If it is clear to us citizens that the EU system is politically and constitutionally incompatible with the Swiss system, then the framework agreement has no chance in the referendum. Who knows, maybe neither in parliament. •
2 Gujer, Eric. «Die Schweiz ist ein Land der Selbstgerechten. Dabei ist die Liste der Affären und Skandale lang» (Switzerland is a country of the self-righteous. Yet the list of affairs and scandals is long.). In: Neue Zürcher Zeitung of 4 December 2020
3 DETEC [UVEK]. “Subventionsbezüge bei PostAuto Schweiz AG” (Subsidy payments at PostBus Switzerland Ltd.)
4 Gujer, Eric. “Die Schweiz ist ein Land der Selbstgerechten. Dabei ist die Liste der Affären und Skandale lang” (Switzerland is a country of the self-righteous. Yet the list of affairs and scandals is long.) In: Neue Zürcher Zeitung of 4 December 2020.
5 European Commission. Competition. Delivering for consumers. Government support for industry (state aid) (https://ec.europa.eu/competition/consumers/government_aid_en.html)
6 See “We should promote small hydropower instead of choking it off”; in: Current Concerns, 24 November 2020
7 «Swisscom-Privatisierung ist gescheitert» (Swisscom privatisation has failed.) Report from the debate of the Council of States. In: Neue Zürcher Zeitung of 8 June 2006.
8 «Ruedi Noser zieht Swisscom-Motion zurück» (Ruedi Noser withdraws Swisscom motion) In: Handelszeitung online of 26 September 2016 (sda/me)
9 Kowlasky, Marc. «Die Swisscom ist reif für die Privatisierung» (Swisscom ripe for privatisation). In: Bilanz of 31 May 2016
10 Conference of Cantonal Governments (CCG). Position Statement. State aid in the Switzerland-EU relationship. Plenary meeting of 23 March 2018

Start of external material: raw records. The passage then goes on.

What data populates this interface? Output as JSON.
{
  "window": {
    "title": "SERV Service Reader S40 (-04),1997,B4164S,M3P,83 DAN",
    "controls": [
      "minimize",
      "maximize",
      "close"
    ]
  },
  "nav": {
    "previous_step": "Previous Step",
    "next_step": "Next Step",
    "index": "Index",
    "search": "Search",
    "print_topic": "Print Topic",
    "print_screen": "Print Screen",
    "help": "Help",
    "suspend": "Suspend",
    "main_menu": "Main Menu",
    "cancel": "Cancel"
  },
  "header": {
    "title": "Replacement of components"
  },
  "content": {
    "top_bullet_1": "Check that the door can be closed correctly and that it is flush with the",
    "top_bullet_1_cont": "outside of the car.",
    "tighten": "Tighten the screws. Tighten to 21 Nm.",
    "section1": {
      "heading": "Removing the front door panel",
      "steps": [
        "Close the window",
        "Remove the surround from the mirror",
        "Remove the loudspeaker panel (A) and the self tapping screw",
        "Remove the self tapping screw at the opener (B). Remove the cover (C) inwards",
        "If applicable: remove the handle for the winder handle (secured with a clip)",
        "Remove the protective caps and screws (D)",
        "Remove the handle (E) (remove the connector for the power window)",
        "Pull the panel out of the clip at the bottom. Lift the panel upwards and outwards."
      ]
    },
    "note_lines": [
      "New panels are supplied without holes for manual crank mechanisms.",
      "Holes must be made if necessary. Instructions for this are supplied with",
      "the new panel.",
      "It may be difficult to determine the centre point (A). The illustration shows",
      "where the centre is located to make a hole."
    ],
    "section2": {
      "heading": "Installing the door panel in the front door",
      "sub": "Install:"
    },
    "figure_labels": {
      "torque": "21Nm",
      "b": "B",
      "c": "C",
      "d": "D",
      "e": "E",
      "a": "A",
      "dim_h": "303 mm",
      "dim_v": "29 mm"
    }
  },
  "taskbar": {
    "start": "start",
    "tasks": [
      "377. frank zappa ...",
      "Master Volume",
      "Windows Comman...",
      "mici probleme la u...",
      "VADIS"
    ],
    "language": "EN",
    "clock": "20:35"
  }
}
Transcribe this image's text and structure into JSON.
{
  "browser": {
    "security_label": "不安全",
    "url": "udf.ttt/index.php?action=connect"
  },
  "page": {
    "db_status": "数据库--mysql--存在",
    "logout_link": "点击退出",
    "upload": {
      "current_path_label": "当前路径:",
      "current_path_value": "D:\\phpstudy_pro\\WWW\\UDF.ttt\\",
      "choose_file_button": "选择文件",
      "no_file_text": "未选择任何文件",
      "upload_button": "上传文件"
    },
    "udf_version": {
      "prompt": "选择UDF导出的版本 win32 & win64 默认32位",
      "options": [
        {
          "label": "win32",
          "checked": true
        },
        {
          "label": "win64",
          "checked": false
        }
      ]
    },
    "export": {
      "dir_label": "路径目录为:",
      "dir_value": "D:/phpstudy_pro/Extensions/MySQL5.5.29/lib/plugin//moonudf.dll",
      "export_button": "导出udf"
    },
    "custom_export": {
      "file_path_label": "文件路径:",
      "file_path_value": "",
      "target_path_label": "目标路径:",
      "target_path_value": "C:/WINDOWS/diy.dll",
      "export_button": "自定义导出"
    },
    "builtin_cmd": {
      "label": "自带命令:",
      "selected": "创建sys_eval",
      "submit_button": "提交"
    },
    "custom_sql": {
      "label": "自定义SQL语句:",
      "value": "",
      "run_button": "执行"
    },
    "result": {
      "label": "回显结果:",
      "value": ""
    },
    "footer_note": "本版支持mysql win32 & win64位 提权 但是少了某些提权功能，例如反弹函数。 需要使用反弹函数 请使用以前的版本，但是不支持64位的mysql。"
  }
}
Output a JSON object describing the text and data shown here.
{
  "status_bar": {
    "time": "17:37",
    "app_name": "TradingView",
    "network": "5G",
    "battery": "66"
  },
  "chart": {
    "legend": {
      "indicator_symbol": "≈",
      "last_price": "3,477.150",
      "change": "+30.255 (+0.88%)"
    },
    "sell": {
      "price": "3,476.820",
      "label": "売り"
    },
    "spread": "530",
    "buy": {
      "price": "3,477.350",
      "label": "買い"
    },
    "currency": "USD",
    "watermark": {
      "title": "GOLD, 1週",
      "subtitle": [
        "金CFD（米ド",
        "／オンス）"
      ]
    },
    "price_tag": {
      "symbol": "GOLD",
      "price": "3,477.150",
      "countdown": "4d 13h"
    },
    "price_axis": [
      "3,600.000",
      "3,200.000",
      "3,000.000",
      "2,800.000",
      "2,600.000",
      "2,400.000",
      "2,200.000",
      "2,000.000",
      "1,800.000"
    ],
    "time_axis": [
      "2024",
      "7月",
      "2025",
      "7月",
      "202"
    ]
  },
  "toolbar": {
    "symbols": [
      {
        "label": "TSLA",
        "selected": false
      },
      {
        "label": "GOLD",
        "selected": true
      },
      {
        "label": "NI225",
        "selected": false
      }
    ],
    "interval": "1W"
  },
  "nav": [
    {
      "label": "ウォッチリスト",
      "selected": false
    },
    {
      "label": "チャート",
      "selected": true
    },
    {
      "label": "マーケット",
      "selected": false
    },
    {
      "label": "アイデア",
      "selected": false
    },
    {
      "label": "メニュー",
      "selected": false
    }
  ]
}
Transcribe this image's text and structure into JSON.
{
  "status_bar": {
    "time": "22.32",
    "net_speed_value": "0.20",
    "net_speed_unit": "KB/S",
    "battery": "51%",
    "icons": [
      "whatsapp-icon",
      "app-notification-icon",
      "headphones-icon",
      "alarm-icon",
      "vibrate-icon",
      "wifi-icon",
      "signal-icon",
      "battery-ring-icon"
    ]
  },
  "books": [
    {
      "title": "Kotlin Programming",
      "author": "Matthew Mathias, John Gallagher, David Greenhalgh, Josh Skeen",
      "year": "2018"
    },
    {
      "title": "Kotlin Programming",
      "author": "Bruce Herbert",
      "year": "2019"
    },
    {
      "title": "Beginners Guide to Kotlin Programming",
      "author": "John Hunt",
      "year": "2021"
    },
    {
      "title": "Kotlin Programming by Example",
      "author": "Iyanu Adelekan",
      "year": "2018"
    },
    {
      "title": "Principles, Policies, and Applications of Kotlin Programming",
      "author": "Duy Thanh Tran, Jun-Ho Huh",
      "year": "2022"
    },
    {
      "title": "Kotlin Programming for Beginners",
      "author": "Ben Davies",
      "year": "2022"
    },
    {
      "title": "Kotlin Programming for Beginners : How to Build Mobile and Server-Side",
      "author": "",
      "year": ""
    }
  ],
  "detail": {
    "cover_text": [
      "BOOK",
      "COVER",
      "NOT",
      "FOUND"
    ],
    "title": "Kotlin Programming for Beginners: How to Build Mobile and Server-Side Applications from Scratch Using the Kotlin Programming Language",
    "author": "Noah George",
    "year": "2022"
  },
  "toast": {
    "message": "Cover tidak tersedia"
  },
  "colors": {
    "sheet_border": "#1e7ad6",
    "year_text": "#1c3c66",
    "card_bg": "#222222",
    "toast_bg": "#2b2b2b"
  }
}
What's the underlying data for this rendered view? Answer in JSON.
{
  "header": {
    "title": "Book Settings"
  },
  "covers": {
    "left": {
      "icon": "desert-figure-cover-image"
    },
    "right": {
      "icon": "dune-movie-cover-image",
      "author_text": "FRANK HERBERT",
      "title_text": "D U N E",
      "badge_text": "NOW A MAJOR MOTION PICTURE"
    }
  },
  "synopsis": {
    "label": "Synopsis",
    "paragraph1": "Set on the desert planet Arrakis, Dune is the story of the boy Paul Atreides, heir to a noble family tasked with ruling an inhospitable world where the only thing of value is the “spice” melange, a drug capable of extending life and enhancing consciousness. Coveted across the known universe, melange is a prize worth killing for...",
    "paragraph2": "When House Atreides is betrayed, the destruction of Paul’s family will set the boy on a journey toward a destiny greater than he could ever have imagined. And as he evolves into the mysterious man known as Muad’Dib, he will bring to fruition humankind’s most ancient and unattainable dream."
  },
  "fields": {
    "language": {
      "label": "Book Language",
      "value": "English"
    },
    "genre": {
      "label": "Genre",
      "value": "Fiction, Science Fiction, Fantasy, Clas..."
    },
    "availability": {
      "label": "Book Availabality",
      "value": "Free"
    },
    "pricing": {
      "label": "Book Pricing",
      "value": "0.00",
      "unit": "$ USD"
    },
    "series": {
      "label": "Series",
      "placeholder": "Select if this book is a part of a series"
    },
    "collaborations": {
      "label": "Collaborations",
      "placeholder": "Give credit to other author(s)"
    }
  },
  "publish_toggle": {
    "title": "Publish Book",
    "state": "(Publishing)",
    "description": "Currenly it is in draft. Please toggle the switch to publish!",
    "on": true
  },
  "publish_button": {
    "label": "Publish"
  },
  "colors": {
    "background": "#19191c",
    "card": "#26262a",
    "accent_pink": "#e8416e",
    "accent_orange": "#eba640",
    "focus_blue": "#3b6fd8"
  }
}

If you want to prevent the setting of cookies (for example, Google Analytics), you can set this up by using this browser add-on.